Anyway, that’s enough out of me — meet our newest Hackathon winner!
Rambler, created by William Hockey, Zach Perret and Michael Kelly, is a web app that lets users view their credit and debit card transactions on a map. During the dev process, the team tapped the Foursquare API for locations and the Plaid API to access user spending data.
Learn To Drive, created by Jared Zoneraich, Jemma Issroff, Kenny Song, and Nicholas Joseph, is an app for the GM vehicle platform that acts as a virtual driving instructor by speaking driving instructions aloud and display driving statistics like miles driven, hours driven, and hours driven at night.

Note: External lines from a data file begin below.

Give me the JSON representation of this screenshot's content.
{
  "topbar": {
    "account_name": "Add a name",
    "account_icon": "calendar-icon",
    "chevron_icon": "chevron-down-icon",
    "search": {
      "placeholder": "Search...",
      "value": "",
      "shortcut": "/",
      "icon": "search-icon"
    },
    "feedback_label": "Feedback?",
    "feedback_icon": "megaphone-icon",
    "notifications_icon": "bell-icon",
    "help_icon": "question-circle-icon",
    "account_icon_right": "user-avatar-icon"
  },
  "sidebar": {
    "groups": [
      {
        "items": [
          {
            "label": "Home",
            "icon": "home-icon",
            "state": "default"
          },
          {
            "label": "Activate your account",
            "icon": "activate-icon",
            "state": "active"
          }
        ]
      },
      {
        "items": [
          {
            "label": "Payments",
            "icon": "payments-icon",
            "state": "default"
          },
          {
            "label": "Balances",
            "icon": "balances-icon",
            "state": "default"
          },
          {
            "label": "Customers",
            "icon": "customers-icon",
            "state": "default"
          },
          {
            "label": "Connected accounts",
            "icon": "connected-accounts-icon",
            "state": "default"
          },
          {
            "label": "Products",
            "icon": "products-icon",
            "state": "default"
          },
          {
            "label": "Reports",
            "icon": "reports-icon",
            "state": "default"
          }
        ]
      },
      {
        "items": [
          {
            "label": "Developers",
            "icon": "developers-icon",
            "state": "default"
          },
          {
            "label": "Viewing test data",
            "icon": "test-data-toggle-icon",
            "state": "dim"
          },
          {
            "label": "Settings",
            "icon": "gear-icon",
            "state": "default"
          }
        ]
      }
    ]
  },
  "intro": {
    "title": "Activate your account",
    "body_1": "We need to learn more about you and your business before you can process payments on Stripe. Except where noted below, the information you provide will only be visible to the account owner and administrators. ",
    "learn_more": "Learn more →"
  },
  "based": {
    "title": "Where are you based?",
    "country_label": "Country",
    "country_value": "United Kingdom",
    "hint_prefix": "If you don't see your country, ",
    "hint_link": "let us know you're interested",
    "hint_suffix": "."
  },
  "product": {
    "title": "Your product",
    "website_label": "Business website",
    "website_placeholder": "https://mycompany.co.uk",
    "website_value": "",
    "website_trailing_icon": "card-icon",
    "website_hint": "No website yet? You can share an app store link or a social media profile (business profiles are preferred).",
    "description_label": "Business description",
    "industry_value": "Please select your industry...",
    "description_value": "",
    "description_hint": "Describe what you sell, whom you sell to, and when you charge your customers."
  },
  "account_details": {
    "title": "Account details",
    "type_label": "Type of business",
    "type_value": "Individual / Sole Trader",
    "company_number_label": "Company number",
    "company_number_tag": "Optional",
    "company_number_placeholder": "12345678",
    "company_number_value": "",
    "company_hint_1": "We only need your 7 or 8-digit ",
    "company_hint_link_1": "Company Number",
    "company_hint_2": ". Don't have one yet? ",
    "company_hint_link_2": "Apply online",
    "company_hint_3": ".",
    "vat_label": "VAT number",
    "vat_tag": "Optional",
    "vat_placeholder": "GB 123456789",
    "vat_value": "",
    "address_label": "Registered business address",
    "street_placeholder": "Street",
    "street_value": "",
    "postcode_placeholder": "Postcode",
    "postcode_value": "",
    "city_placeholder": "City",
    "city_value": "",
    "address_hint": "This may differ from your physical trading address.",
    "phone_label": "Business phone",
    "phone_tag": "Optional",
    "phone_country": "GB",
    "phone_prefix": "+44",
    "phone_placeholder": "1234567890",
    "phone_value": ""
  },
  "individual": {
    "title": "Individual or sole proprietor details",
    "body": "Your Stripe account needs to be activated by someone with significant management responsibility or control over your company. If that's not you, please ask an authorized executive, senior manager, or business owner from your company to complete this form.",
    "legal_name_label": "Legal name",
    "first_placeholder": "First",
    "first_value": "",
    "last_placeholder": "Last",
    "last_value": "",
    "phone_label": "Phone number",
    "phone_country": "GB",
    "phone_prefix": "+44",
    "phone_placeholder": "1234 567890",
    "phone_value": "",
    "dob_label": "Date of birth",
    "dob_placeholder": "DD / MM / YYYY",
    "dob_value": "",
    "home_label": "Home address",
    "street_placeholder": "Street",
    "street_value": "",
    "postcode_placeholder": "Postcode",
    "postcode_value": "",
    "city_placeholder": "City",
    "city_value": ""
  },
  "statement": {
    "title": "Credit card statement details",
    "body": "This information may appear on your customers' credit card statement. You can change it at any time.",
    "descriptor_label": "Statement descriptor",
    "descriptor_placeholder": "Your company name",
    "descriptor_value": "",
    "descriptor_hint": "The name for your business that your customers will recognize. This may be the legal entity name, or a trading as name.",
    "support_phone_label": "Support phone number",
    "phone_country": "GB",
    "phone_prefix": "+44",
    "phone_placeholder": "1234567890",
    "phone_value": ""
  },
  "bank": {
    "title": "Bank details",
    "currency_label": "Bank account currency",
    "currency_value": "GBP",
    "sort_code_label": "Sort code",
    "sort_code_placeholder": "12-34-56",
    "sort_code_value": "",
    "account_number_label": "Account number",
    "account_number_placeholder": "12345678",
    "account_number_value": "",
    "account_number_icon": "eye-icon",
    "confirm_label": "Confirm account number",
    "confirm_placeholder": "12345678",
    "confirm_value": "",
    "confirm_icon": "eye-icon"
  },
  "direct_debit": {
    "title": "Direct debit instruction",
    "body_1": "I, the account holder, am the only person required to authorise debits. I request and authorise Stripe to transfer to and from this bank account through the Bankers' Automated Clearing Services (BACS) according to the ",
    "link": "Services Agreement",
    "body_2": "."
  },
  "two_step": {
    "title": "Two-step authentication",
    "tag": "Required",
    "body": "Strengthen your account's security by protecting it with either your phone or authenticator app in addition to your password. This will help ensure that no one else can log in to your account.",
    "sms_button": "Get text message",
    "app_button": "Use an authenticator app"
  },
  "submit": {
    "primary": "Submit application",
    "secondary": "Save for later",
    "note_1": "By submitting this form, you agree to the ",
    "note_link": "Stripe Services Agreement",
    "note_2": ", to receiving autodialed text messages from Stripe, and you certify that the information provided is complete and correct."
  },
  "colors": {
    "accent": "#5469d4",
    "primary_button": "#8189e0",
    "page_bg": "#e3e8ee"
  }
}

Radical, created by Sam Saccone, Carl Sednaoui, and Jeff Escalante, allows users to create attractive calendars and embed on webpages with a single line of code.
These three teams will also demo their projects on the main Disrupt stage on Wednesday afternoon, but that’s not to say everyone else is going home empty-handed. Hackathon sponsors Appery.io, AT&T, CrunchBase, General Motors, Microsoft Bizspark, Microsoft Skydrive, NewAer, Pearson, Samsung, Twilio, Visa, Wrigley and Yammer have also graciously doled out prizes of their own for the most innovative and interesting uses of their APIs and services.
And just who decided the fate of these sleep-deprived hackers? Our panel of judges includes Mahaya CEO Tarikh Korula, Path101 co-founder Charlie O’Donnell, founder/CEO of The Muse Kathryn Minshew, bit.ly chief scientist Hilary Mason, FuturePerfect Ventures founding partner Jalak Jobanputra, and TechStars NYC Managing Director David Tisch.
Jolicloud, which last October pivoted yet again – to become Jolidrive: a “entry point”/dashboard for accessing third party cloud services like Dropbox, Google Drive, Box and also social accounts like Vimeo, Instagram and YouTube — has taken the next obvious step on this new product path and added a search function to flesh out its role as a cloud content (re)discovery service.
With the plethora of different cloud services consumers can now tap into to store stuff getting visibility on all that disparate content via a single dashboard with the ability to search across multiple services makes plenty of sense. The new search function can also be used to throw the net wider, and hunt down new content on social services, be it on YouTube or Instagram or Vimeo — so it’s designed to facilitate cloud content discovery too.
In an email notification sent to subscribers (a part of which is shown below), Jolicloud said search has been one of the “most requested features” for its new offering.